Write the entries below out again without a single difference.

### [THE DATA]
------------------------------------
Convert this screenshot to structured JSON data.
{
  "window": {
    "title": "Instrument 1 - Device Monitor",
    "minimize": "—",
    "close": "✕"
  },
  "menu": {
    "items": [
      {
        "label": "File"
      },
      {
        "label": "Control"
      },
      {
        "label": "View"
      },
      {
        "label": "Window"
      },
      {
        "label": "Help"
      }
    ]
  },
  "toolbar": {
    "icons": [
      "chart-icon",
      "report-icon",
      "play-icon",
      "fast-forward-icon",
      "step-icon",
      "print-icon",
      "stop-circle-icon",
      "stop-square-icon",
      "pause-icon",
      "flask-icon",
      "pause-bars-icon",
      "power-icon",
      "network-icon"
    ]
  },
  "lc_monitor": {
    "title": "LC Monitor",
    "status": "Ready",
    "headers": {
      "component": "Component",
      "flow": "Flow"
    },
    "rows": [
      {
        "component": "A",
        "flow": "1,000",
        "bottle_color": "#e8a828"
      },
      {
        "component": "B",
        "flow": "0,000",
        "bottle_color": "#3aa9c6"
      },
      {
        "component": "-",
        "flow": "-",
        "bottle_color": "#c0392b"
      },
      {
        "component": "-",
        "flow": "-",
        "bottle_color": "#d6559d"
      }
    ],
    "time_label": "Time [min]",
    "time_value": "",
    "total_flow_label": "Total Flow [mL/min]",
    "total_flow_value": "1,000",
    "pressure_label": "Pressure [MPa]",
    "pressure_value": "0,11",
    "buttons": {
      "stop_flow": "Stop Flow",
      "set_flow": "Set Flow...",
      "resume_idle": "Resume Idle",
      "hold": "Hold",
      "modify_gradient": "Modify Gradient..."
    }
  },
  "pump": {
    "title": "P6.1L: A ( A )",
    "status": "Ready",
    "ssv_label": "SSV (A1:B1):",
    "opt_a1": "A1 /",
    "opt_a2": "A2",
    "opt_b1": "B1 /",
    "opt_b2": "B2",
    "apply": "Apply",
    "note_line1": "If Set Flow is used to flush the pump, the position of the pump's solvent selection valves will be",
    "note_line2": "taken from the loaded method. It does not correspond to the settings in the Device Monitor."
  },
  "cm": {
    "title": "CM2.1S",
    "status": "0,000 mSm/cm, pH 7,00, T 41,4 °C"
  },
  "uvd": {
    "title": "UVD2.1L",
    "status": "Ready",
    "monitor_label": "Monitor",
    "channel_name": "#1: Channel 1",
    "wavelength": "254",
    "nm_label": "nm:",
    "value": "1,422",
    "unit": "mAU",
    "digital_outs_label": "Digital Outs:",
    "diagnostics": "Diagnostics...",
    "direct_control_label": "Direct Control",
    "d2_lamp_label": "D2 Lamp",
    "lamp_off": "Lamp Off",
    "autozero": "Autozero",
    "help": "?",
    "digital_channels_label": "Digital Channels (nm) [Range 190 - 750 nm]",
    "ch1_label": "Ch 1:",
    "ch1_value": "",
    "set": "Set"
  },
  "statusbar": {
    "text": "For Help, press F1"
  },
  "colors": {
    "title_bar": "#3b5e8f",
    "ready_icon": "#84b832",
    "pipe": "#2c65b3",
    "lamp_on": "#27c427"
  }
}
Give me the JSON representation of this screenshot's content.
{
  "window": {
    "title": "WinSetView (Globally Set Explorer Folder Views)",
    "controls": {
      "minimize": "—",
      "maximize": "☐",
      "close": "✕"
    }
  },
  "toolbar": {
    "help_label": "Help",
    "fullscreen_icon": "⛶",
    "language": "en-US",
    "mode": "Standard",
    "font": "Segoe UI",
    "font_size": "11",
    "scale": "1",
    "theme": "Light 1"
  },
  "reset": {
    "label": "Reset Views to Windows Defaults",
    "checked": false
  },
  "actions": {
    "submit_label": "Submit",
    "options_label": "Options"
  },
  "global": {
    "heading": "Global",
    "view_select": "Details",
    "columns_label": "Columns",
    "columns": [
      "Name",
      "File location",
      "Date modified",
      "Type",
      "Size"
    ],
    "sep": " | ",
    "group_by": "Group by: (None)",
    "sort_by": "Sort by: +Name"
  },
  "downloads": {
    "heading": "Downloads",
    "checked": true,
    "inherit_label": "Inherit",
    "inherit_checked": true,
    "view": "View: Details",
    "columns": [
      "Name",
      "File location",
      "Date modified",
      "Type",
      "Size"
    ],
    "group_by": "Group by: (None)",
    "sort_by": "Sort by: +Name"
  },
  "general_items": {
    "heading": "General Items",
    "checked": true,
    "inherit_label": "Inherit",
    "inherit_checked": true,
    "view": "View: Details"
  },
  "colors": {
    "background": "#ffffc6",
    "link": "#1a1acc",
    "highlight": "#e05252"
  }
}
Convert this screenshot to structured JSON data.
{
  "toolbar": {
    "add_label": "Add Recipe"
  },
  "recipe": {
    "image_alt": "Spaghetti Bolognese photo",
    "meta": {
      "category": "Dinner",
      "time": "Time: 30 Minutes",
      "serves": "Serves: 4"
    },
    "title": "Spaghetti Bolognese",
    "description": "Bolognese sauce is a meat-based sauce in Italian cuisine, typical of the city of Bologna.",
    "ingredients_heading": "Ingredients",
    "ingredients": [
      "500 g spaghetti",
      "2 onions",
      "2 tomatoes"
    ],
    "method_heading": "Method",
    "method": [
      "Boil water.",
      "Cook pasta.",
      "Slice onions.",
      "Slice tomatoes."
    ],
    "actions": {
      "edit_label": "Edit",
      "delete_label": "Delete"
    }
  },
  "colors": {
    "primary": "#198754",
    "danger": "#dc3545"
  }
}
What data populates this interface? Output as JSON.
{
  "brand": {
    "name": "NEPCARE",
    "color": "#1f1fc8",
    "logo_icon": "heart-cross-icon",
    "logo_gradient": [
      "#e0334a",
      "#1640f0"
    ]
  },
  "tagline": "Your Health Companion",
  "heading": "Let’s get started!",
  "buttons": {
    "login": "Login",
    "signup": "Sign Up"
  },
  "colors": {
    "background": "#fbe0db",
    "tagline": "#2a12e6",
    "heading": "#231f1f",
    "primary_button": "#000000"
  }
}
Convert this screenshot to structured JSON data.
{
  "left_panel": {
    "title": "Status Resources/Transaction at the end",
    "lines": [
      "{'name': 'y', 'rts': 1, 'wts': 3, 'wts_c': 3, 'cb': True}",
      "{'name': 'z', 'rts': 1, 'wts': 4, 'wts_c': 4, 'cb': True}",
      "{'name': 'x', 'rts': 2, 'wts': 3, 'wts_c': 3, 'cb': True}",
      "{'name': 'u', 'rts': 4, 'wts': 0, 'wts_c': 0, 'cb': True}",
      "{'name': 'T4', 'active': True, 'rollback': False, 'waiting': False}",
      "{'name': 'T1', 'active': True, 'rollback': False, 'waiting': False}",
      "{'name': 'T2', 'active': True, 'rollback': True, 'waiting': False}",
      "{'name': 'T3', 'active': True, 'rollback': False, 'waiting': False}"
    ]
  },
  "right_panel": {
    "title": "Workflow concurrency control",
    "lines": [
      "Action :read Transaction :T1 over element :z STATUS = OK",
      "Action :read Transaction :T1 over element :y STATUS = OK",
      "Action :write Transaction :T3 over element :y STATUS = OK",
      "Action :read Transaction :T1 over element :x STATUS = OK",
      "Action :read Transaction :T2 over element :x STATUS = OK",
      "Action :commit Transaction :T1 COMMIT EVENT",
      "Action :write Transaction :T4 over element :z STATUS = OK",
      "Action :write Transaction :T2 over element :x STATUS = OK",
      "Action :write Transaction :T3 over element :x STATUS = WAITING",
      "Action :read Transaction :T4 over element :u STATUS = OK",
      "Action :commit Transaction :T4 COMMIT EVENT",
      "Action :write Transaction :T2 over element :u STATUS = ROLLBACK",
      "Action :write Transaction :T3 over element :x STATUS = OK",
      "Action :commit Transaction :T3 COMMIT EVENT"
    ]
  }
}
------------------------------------
### [REPLY]
Convert this screenshot to structured JSON data.
{
  "window": {
    "title": "Instrument 1 - Device Monitor",
    "minimize": "—",
    "close": "✕"
  },
  "menu": {
    "items": [
      {
        "label": "File"
      },
      {
        "label": "Control"
      },
      {
        "label": "View"
      },
      {
        "label": "Window"
      },
      {
        "label": "Help"
      }
    ]
  },
  "toolbar": {
    "icons": [
      "chart-icon",
      "report-icon",
      "play-icon",
      "fast-forward-icon",
      "step-icon",
      "print-icon",
      "stop-circle-icon",
      "stop-square-icon",
      "pause-icon",
      "flask-icon",
      "pause-bars-icon",
      "power-icon",
      "network-icon"
    ]
  },
  "lc_monitor": {
    "title": "LC Monitor",
    "status": "Ready",
    "headers": {
      "component": "Component",
      "flow": "Flow"
    },
    "rows": [
      {
        "component": "A",
        "flow": "1,000",
        "bottle_color": "#e8a828"
      },
      {
        "component": "B",
        "flow": "0,000",
        "bottle_color": "#3aa9c6"
      },
      {
        "component": "-",
        "flow": "-",
        "bottle_color": "#c0392b"
      },
      {
        "component": "-",
        "flow": "-",
        "bottle_color": "#d6559d"
      }
    ],
    "time_label": "Time [min]",
    "time_value": "",
    "total_flow_label": "Total Flow [mL/min]",
    "total_flow_value": "1,000",
    "pressure_label": "Pressure [MPa]",
    "pressure_value": "0,11",
    "buttons": {
      "stop_flow": "Stop Flow",
      "set_flow": "Set Flow...",
      "resume_idle": "Resume Idle",
      "hold": "Hold",
      "modify_gradient": "Modify Gradient..."
    }
  },
  "pump": {
    "title": "P6.1L: A ( A )",
    "status": "Ready",
    "ssv_label": "SSV (A1:B1):",
    "opt_a1": "A1 /",
    "opt_a2": "A2",
    "opt_b1": "B1 /",
    "opt_b2": "B2",
    "apply": "Apply",
    "note_line1": "If Set Flow is used to flush the pump, the position of the pump's solvent selection valves will be",
    "note_line2": "taken from the loaded method. It does not correspond to the settings in the Device Monitor."
  },
  "cm": {
    "title": "CM2.1S",
    "status": "0,000 mSm/cm, pH 7,00, T 41,4 °C"
  },
  "uvd": {
    "title": "UVD2.1L",
    "status": "Ready",
    "monitor_label": "Monitor",
    "channel_name": "#1: Channel 1",
    "wavelength": "254",
    "nm_label": "nm:",
    "value": "1,422",
    "unit": "mAU",
    "digital_outs_label": "Digital Outs:",
    "diagnostics": "Diagnostics...",
    "direct_control_label": "Direct Control",
    "d2_lamp_label": "D2 Lamp",
    "lamp_off": "Lamp Off",
    "autozero": "Autozero",
    "help": "?",
    "digital_channels_label": "Digital Channels (nm) [Range 190 - 750 nm]",
    "ch1_label": "Ch 1:",
    "ch1_value": "",
    "set": "Set"
  },
  "statusbar": {
    "text": "For Help, press F1"
  },
  "colors": {
    "title_bar": "#3b5e8f",
    "ready_icon": "#84b832",
    "pipe": "#2c65b3",
    "lamp_on": "#27c427"
  }
}
Give me the JSON representation of this screenshot's content.
{
  "window": {
    "title": "WinSetView (Globally Set Explorer Folder Views)",
    "controls": {
      "minimize": "—",
      "maximize": "☐",
      "close": "✕"
    }
  },
  "toolbar": {
    "help_label": "Help",
    "fullscreen_icon": "⛶",
    "language": "en-US",
    "mode": "Standard",
    "font": "Segoe UI",
    "font_size": "11",
    "scale": "1",
    "theme": "Light 1"
  },
  "reset": {
    "label": "Reset Views to Windows Defaults",
    "checked": false
  },
  "actions": {
    "submit_label": "Submit",
    "options_label": "Options"
  },
  "global": {
    "heading": "Global",
    "view_select": "Details",
    "columns_label": "Columns",
    "columns": [
      "Name",
      "File location",
      "Date modified",
      "Type",
      "Size"
    ],
    "sep": " | ",
    "group_by": "Group by: (None)",
    "sort_by": "Sort by: +Name"
  },
  "downloads": {
    "heading": "Downloads",
    "checked": true,
    "inherit_label": "Inherit",
    "inherit_checked": true,
    "view": "View: Details",
    "columns": [
      "Name",
      "File location",
      "Date modified",
      "Type",
      "Size"
    ],
    "group_by": "Group by: (None)",
    "sort_by": "Sort by: +Name"
  },
  "general_items": {
    "heading": "General Items",
    "checked": true,
    "inherit_label": "Inherit",
    "inherit_checked": true,
    "view": "View: Details"
  },
  "colors": {
    "background": "#ffffc6",
    "link": "#1a1acc",
    "highlight": "#e05252"
  }
}
Convert this screenshot to structured JSON data.
{
  "toolbar": {
    "add_label": "Add Recipe"
  },
  "recipe": {
    "image_alt": "Spaghetti Bolognese photo",
    "meta": {
      "category": "Dinner",
      "time": "Time: 30 Minutes",
      "serves": "Serves: 4"
    },
    "title": "Spaghetti Bolognese",
    "description": "Bolognese sauce is a meat-based sauce in Italian cuisine, typical of the city of Bologna.",
    "ingredients_heading": "Ingredients",
    "ingredients": [
      "500 g spaghetti",
      "2 onions",
      "2 tomatoes"
    ],
    "method_heading": "Method",
    "method": [
      "Boil water.",
      "Cook pasta.",
      "Slice onions.",
      "Slice tomatoes."
    ],
    "actions": {
      "edit_label": "Edit",
      "delete_label": "Delete"
    }
  },
  "colors": {
    "primary": "#198754",
    "danger": "#dc3545"
  }
}
What data populates this interface? Output as JSON.
{
  "brand": {
    "name": "NEPCARE",
    "color": "#1f1fc8",
    "logo_icon": "heart-cross-icon",
    "logo_gradient": [
      "#e0334a",
      "#1640f0"
    ]
  },
  "tagline": "Your Health Companion",
  "heading": "Let’s get started!",
  "buttons": {
    "login": "Login",
    "signup": "Sign Up"
  },
  "colors": {
    "background": "#fbe0db",
    "tagline": "#2a12e6",
    "heading": "#231f1f",
    "primary_button": "#000000"
  }
}
Convert this screenshot to structured JSON data.
{
  "left_panel": {
    "title": "Status Resources/Transaction at the end",
    "lines": [
      "{'name': 'y', 'rts': 1, 'wts': 3, 'wts_c': 3, 'cb': True}",
      "{'name': 'z', 'rts': 1, 'wts': 4, 'wts_c': 4, 'cb': True}",
      "{'name': 'x', 'rts': 2, 'wts': 3, 'wts_c': 3, 'cb': True}",
      "{'name': 'u', 'rts': 4, 'wts': 0, 'wts_c': 0, 'cb': True}",
      "{'name': 'T4', 'active': True, 'rollback': False, 'waiting': False}",
      "{'name': 'T1', 'active': True, 'rollback': False, 'waiting': False}",
      "{'name': 'T2', 'active': True, 'rollback': True, 'waiting': False}",
      "{'name': 'T3', 'active': True, 'rollback': False, 'waiting': False}"
    ]
  },
  "right_panel": {
    "title": "Workflow concurrency control",
    "lines": [
      "Action :read Transaction :T1 over element :z STATUS = OK",
      "Action :read Transaction :T1 over element :y STATUS = OK",
      "Action :write Transaction :T3 over element :y STATUS = OK",
      "Action :read Transaction :T1 over element :x STATUS = OK",
      "Action :read Transaction :T2 over element :x STATUS = OK",
      "Action :commit Transaction :T1 COMMIT EVENT",
      "Action :write Transaction :T4 over element :z STATUS = OK",
      "Action :write Transaction :T2 over element :x STATUS = OK",
      "Action :write Transaction :T3 over element :x STATUS = WAITING",
      "Action :read Transaction :T4 over element :u STATUS = OK",
      "Action :commit Transaction :T4 COMMIT EVENT",
      "Action :write Transaction :T2 over element :u STATUS = ROLLBACK",
      "Action :write Transaction :T3 over element :x STATUS = OK",
      "Action :commit Transaction :T3 COMMIT EVENT"
    ]
  }
}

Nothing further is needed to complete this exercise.